Bringing us back to our first conversation of the day, it potentially leaves the small retailers with a troubling future.

‘There are still some bookstores here in Koblenz,’ Arnold says, once again addressing the issue from a tangent. ‘But 20 years ago there were 20 or 30 bookstores here. Now there are two. Now they’re doing things differently.

‘They bring the authors in, they do what they can to foster the book society here in Koblenz, and they are good for the culture here. In the same way, I think in the end we will bring business to the small retailers and in the end we will foster a passion for cycling.’

It’s plain that Arnold’s passion for cycling, and for selling bikes, is undimished even after 17 years of painstakingly building the Canyon brand.

It has come a long way from its blue trailer, and is showing no signs of slowing down any time soon.


Bike hospital

Canyon’s own CT scanner offers a medical diagnosis of carbon fibre components

Tucked away at the back of Canyon’s vast assembly plant in Koblenz is a tiny carbon fibre hospital, where the company has its own CT scanner to improve quality control.

‘If you have a handmade process you need to show the process is stable otherwise you need to inspect 100% of the time,’ says Gordon Koenen, Canyon’s head of quality.

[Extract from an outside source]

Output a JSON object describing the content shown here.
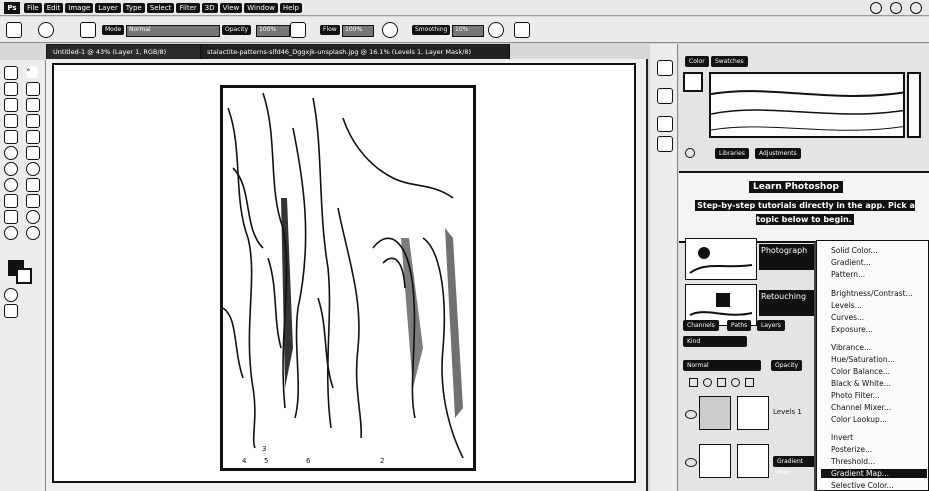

‘The CT scanner uses high-resolution x-ray imaging to display the inside of carbon fibre components. ‘It’s much stronger than a hospital x-ray,’ Koenen says.

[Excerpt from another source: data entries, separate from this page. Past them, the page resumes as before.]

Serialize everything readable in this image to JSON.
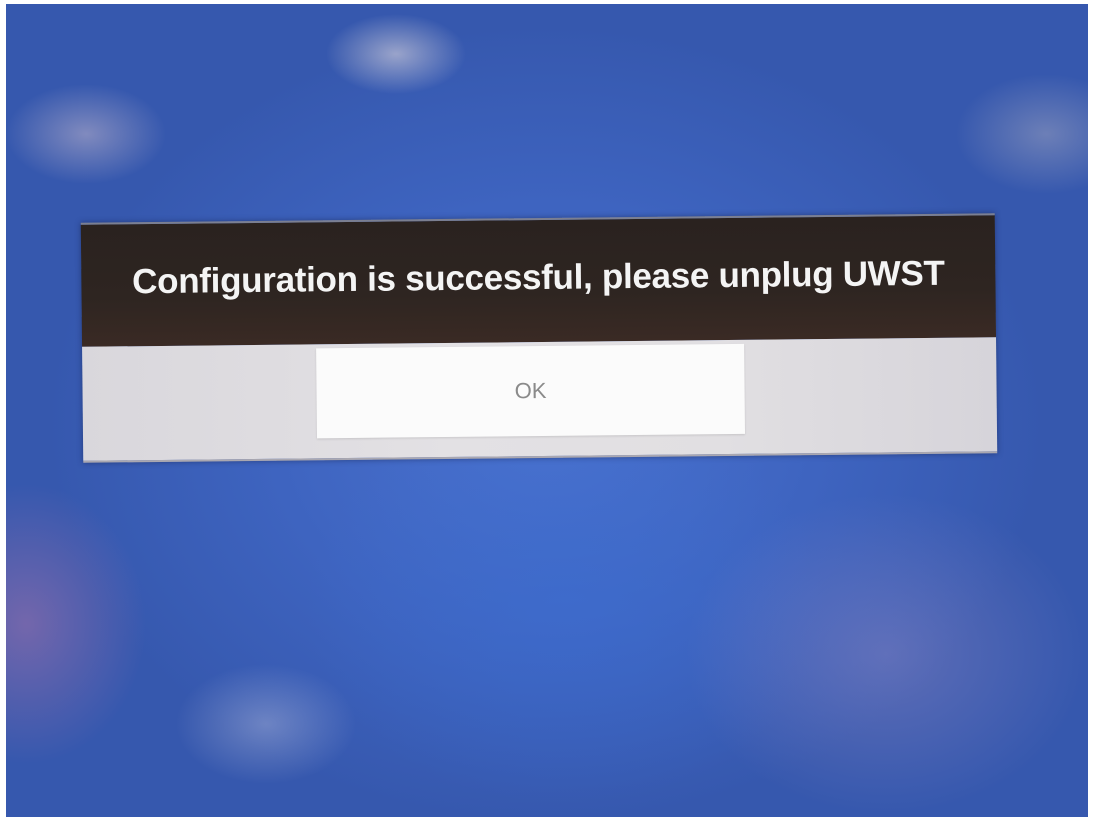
{
  "dialog": {
    "message": "Configuration is successful, please unplug UWST",
    "ok_label": "OK"
  },
  "colors": {
    "background": "#4a72cf",
    "dialog_header": "#2e2521",
    "dialog_body": "#e1dfe2",
    "button": "#fbfbfb",
    "title_text": "#f4f4f4",
    "button_text": "#8a8a8a"
  }
}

These scans help to prove the effectiveness of Canyon’s production partners in the Far East with in-depth analysis of each carbon fibre component. ‘The main things we focus on here are wall thickness, delamination and wrinkles.’

Customers can also use the scanner. ‘If you crash your bike we’ll scan it to look for fractures. Then either you get a clear report from us or we tell you to stop riding,’ Koenen says. ‘Last year we did 65 scans.’

Surprisingly, the service isn’t exclusive to Canyon customers. There is a price, of course: ‘For now, we charge €300 to scan a frameset,’ Koenen says, although there is a silver lining.

‘But if we find something and you buy a new bike from us then this service is free.’


Roman's Empire

‘When we talk about consumer-direct, my company has been consumer-direct for more than 30 years. We started consumer-direct sales with a trailer, and this idea remains with us,’ says Roman Arnold.

The trailer was his father’s, which he took to races to sell components to racers directly.

Later the family opened a bike shop, Radsport, and started their first bike brand, Radical. The first Canyon bike appeared in 1996, and in 2001 Arnold had the company incorporated as Canyon Bicycles GmbH. The rest is history.